In the past, early autumn has been my writing time--boys back to school; garden and yard retreating into quietude. That has not been this case this year, however. Among the demands of travel, teaching, and editing, I've had almost no unstructured time to think about my own work. So this morning, after I ship the files I'm editing to the author (and pitchfork the associated detritus off my desk and solidify a few details concerning my next editing job), I'm going to return to poetry: which is to say, I'm going to resume my study of Levertov's work, tinker with some revisions, think about manuscript organization, possibly even submit a few poems to journals.

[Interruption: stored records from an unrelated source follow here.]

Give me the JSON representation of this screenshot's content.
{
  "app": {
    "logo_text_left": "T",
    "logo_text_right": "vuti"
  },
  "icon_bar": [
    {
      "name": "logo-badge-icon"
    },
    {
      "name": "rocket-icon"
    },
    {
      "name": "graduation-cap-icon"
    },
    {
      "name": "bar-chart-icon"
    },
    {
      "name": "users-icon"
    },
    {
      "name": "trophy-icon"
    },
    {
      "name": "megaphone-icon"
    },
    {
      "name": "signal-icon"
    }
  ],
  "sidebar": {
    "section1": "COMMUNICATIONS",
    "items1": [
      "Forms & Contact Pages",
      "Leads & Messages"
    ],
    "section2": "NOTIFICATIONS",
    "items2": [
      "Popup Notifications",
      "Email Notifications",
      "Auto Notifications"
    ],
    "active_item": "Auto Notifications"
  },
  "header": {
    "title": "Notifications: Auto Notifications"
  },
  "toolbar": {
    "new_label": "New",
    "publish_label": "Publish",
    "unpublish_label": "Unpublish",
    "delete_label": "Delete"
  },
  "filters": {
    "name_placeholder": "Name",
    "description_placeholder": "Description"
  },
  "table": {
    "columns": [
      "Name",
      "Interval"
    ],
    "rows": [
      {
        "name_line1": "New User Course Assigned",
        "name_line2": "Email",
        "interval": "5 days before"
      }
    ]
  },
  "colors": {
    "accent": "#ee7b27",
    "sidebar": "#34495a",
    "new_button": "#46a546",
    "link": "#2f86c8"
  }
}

I've also started rereading, for the third or fourth time, David Reynold's wonderful cultural biography, Walt Whitman's America, which is a dense, beautifully plotted clutter of details (in the best possible way) about the way in which Walt's relationship to the everyday stuff of nineteenth-century America was also his apprenticeship in poetry.
And when I look up from my desk, I will see the golden light of the maples, the overgrown grass, the new woodpiles, late lettuce billowing in the garden, Ruckus the White stalking among the lavender asters.